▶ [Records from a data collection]
▬▬▬

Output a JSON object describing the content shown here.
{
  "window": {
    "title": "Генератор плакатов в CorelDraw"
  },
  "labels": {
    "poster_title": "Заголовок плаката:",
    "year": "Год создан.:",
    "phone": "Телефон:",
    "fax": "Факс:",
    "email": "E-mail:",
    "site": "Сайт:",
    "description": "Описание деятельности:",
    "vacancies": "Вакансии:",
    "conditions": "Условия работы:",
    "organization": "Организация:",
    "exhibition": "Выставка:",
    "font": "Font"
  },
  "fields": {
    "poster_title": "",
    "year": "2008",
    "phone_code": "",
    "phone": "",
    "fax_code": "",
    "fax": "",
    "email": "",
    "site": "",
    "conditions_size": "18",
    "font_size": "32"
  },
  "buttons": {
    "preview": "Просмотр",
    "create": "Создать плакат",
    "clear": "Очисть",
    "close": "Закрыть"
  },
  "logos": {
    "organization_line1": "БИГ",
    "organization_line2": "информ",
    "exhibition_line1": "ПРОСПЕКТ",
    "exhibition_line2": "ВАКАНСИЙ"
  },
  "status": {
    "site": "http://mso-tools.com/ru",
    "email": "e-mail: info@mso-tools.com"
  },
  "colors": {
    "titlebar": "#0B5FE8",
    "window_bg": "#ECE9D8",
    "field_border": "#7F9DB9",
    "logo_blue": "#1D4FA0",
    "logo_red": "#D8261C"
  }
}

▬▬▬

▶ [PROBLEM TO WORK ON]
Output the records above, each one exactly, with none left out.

▶ [TASK OUTPUT]
Output a JSON object describing the content shown here.
{
  "window": {
    "title": "Генератор плакатов в CorelDraw"
  },
  "labels": {
    "poster_title": "Заголовок плаката:",
    "year": "Год создан.:",
    "phone": "Телефон:",
    "fax": "Факс:",
    "email": "E-mail:",
    "site": "Сайт:",
    "description": "Описание деятельности:",
    "vacancies": "Вакансии:",
    "conditions": "Условия работы:",
    "organization": "Организация:",
    "exhibition": "Выставка:",
    "font": "Font"
  },
  "fields": {
    "poster_title": "",
    "year": "2008",
    "phone_code": "",
    "phone": "",
    "fax_code": "",
    "fax": "",
    "email": "",
    "site": "",
    "conditions_size": "18",
    "font_size": "32"
  },
  "buttons": {
    "preview": "Просмотр",
    "create": "Создать плакат",
    "clear": "Очисть",
    "close": "Закрыть"
  },
  "logos": {
    "organization_line1": "БИГ",
    "organization_line2": "информ",
    "exhibition_line1": "ПРОСПЕКТ",
    "exhibition_line2": "ВАКАНСИЙ"
  },
  "status": {
    "site": "http://mso-tools.com/ru",
    "email": "e-mail: info@mso-tools.com"
  },
  "colors": {
    "titlebar": "#0B5FE8",
    "window_bg": "#ECE9D8",
    "field_border": "#7F9DB9",
    "logo_blue": "#1D4FA0",
    "logo_red": "#D8261C"
  }
}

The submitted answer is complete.